** Work to complete **
In the entries below, find every line with "description" and copy it.

*** Records supplied ***

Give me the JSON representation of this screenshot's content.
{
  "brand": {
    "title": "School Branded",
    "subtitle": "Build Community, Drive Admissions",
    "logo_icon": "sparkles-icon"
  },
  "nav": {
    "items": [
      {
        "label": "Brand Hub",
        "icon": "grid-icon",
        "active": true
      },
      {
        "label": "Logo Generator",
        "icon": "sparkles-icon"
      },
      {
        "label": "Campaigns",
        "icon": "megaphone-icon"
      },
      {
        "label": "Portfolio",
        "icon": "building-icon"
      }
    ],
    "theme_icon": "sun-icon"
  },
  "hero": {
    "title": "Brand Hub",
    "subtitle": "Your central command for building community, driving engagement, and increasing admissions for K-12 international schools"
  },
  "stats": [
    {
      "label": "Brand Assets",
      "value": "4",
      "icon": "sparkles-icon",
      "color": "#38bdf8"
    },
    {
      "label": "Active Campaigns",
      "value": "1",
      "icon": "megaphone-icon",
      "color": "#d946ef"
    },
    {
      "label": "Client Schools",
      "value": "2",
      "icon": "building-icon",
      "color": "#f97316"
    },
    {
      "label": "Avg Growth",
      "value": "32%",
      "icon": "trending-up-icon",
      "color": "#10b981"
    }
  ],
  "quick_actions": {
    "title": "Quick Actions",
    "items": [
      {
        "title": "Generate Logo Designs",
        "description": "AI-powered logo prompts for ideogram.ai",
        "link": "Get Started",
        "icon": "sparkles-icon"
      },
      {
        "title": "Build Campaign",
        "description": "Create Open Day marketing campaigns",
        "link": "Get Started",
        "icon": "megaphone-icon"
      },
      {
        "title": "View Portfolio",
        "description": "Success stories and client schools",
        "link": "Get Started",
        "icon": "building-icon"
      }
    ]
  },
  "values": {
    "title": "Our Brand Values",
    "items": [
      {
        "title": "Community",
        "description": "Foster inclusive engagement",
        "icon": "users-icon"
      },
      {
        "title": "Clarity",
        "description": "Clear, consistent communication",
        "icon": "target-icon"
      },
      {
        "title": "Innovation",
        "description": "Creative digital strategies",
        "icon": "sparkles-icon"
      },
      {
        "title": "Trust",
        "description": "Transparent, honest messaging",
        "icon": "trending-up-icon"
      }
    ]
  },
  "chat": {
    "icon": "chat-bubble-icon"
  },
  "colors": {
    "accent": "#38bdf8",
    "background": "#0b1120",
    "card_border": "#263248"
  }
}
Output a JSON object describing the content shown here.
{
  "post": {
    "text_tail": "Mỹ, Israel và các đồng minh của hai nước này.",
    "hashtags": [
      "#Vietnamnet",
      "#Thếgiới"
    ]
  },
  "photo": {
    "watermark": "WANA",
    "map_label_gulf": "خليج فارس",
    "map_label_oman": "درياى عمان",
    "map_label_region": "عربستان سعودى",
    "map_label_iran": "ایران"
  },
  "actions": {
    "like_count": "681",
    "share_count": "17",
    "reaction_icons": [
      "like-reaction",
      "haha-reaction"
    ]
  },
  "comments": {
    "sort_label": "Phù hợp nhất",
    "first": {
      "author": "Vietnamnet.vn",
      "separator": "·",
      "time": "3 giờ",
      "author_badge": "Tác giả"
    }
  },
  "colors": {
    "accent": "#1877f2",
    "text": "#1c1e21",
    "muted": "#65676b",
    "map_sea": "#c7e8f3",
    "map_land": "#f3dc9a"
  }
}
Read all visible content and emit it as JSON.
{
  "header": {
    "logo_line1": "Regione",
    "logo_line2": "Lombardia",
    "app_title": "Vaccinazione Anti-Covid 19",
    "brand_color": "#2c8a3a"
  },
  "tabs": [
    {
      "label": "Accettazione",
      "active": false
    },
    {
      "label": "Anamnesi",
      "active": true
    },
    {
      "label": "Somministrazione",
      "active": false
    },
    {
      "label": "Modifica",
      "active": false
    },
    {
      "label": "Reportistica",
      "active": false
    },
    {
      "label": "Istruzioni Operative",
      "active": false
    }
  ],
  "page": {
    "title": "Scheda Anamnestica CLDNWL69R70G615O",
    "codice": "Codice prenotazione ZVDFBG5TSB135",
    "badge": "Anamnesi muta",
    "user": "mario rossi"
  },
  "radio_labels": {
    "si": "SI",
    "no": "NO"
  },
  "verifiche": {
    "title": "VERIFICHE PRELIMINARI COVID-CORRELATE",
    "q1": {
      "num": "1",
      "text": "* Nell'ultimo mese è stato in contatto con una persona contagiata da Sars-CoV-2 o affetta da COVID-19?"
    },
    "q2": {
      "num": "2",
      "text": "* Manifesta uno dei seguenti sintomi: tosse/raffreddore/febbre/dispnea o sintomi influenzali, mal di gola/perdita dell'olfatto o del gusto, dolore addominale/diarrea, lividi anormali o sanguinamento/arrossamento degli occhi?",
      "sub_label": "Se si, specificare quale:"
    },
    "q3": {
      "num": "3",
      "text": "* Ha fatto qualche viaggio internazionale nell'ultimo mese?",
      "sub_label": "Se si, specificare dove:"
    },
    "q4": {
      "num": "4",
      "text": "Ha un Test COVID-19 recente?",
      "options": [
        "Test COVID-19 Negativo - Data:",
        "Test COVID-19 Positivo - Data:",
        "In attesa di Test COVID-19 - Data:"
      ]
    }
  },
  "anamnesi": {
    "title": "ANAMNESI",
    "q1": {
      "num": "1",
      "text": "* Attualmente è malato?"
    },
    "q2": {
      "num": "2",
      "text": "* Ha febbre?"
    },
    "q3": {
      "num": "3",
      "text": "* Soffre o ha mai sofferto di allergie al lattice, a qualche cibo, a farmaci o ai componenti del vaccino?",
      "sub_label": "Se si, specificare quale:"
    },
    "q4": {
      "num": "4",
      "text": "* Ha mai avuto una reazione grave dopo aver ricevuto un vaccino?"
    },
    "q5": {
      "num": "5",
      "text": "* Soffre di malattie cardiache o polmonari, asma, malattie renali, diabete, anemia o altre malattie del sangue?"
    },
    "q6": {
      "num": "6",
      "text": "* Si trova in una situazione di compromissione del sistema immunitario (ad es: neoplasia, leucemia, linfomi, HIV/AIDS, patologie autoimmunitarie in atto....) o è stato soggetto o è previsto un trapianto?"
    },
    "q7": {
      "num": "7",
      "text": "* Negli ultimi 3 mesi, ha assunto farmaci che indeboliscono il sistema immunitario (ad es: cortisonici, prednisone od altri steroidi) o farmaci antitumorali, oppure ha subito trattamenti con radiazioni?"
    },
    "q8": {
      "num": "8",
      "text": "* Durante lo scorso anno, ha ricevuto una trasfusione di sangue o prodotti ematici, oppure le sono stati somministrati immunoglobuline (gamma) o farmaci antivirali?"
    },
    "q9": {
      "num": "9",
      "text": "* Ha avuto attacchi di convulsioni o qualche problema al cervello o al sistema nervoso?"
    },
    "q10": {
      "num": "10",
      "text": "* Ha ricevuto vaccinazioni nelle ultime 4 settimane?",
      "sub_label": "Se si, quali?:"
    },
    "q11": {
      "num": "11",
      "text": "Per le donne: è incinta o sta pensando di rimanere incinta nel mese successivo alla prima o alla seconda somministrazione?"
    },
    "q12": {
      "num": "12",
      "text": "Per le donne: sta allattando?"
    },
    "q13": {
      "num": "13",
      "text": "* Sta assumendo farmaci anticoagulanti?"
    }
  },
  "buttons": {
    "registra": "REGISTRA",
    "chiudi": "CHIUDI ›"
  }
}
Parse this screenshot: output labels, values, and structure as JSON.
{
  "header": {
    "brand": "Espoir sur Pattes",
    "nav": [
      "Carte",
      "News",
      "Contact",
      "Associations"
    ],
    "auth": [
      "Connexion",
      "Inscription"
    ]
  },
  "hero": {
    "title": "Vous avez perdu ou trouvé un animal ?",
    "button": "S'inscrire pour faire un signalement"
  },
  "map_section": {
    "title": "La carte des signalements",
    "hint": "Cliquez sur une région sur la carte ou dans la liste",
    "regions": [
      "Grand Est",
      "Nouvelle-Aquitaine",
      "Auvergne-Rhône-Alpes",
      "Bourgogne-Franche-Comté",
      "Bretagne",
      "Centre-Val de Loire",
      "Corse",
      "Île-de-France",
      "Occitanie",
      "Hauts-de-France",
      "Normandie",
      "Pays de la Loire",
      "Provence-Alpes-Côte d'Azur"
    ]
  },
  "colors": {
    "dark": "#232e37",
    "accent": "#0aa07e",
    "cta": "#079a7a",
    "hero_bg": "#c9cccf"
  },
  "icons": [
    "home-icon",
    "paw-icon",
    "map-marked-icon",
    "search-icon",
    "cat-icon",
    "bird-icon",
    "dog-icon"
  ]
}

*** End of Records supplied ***

** Your solution **
        "description": "AI-powered logo prompts for ideogram.ai",
        "description": "Create Open Day marketing campaigns",
        "description": "Success stories and client schools",
        "description": "Foster inclusive engagement",
        "description": "Clear, consistent communication",
        "description": "Creative digital strategies",
        "description": "Transparent, honest messaging",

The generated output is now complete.